Christopher Day is an Education Consultant for Axcis in our Manchester office. In this personal guest blog, he tells us what it’s like to grow up with Cerebral Palsy as well as sharing some advice he’d give those who are new to working with others who have the condition.
Cerebral Palsy, in my case, was caused by two separate things. I was born prematurely (28 weeks 2lbs 1oz, given a 10% chance of survival) and through a lack of oxygen to the brain during the birthing process, my cerebellum was damaged (the bit of the brain that carries signals to muscles).
It affects me in many different ways. My most visible physical issue is that I walk with a gait and (when tired) carry my left arm (as in walk with my left arm at a 90 degree angle). These are not the things that actually cause me any real issue though. Yes, walking for long periods hurts my legs as my muscles are under developed (but everyone’s legs hurt when walking for a long time) and yes, walking about with your arm at 90 degrees looks a little…eermm odd. The biggest effect is on my co-ordination, balance and general speed (as in speed of both thought and movement). I am unable to do things that your average person would not even consider, such as, ride a bike, use a screwdriver, drive a manual car or climb etc… anything that requires you to do two things at once. (Think changing gear and turning a steering wheel). It also affects my thinking process, especially when I am tired.
I also have Graphic Dyslexia which is caused by my CP. This affects my ability to take in peripheral understanding, for instance, I lack the ability to remember directional information, meaning I get lost when I am not in familiar surroundings and I am unable remember directions from one place to another (unless very familiar).
School was strange. I had a statement as a child (later to become an EHC plan) meaning I was afforded my own teaching assistant (Mrs Symes, God rest her soul!) It was automatically assumed that I had special needs – and therefore, I was going to struggle academically.
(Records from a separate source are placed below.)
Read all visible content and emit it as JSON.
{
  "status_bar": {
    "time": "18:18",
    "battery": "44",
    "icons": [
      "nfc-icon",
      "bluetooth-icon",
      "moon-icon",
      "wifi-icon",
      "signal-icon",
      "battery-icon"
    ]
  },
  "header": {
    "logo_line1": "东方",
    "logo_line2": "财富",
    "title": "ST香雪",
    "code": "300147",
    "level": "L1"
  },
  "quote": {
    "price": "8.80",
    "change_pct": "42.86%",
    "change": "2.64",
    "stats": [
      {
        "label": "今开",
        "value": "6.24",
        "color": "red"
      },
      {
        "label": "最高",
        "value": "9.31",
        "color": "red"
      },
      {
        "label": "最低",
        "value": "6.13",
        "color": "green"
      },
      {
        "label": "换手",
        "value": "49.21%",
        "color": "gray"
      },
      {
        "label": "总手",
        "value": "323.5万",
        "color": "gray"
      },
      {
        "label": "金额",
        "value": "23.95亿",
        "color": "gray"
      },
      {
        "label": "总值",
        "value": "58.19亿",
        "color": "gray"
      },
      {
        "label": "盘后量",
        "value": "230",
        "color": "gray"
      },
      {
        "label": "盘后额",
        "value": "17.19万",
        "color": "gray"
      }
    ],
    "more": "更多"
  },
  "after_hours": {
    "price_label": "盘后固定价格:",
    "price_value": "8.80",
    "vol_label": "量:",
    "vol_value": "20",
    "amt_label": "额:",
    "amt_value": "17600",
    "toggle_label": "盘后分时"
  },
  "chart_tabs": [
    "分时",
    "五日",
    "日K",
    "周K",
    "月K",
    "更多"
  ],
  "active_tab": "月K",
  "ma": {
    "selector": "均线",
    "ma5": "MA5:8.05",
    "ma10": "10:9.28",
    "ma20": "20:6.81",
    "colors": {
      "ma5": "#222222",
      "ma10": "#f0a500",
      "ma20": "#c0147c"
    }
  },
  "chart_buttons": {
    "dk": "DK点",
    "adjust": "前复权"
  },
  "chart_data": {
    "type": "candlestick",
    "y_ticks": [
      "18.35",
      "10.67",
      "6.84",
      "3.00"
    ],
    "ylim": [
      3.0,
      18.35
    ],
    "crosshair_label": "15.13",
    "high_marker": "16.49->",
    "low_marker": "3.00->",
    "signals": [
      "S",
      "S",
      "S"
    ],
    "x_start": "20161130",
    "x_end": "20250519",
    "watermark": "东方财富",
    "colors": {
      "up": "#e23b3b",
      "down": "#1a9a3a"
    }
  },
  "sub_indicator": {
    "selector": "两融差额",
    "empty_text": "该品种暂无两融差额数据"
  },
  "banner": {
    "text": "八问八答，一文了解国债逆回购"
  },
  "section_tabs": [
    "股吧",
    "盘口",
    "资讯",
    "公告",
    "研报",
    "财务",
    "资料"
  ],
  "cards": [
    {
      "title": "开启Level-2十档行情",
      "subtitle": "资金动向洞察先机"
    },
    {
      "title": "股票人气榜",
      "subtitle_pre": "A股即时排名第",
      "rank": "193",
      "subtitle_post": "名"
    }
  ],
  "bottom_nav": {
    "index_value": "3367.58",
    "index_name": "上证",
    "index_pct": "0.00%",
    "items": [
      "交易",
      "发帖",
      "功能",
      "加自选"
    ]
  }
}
As it happened I often got in trouble for being too opinionated and I was pretty much top of my class in most subjects (apart from PE!!) My needs were physical (at that age) but rather than letting me run around and fall over, like the other kids, I was taken inside every dinnertime to read or “help clean the classroom”. In those days, it was determined that a boy with SEND should be kept separate so I “didn’t get hurt” I was segregated rather than integrated with my peers. I say to this day that it was that segregation that made me as determined as I became. I was socially accepted, I wanted to play football, rugby and cricket and just be normal. In my head I could do all those things as I had never known any different than walking and running a bit funny. Yes there was a bully or two during my time at school but again, lots of people go through stuff like that, it wasn’t nice and my parents helped me through as all parents would with there child. High school was very much the same It was only when I went to college and did Performing Arts that things changed…
If you are working with a child or adult with CP, my advice would be to make no assumptions! Ask questions instead. Of course there are children who are severely handicapped who must receive a level of care. CP is a barrier to what you let it be a barrier to! I would say ‘attempt to do what people say you can’t’. I love helping children, seeing the sense of achievement is amazing.
Nothing I have ever done has come easy to me and I have had to pick my battles in life. I would say the greatest challenge was not giving up. It took me 4 years to pass my driving test, 3 years to walk, 2 years to lose 5 stone in weight. I have had dislocated knees, broken bones, numerous operations and surgeries, I have bench pressed 120kg, leg pressed half a ton, swum a mile, sung and danced in stage shows. I am happily married and I have a beautiful little boy of my own. All of this took me a long time, but these were all goals of mine and I didn’t consider my disability a barrier – I just got on with it.
I would like to add, my parents told me to do whatever I wanted to and all the thanks I have in the world goes to them. Without their belief that I could do anything who knows where I might have ended up!
Huge thanks go to Chris for sharing his story. If you’d like to work with Chris, or if you have a passion for SEND in general and would like to find out more about working in specialist schools or provisions, why not get in touch with your local Axcis office today?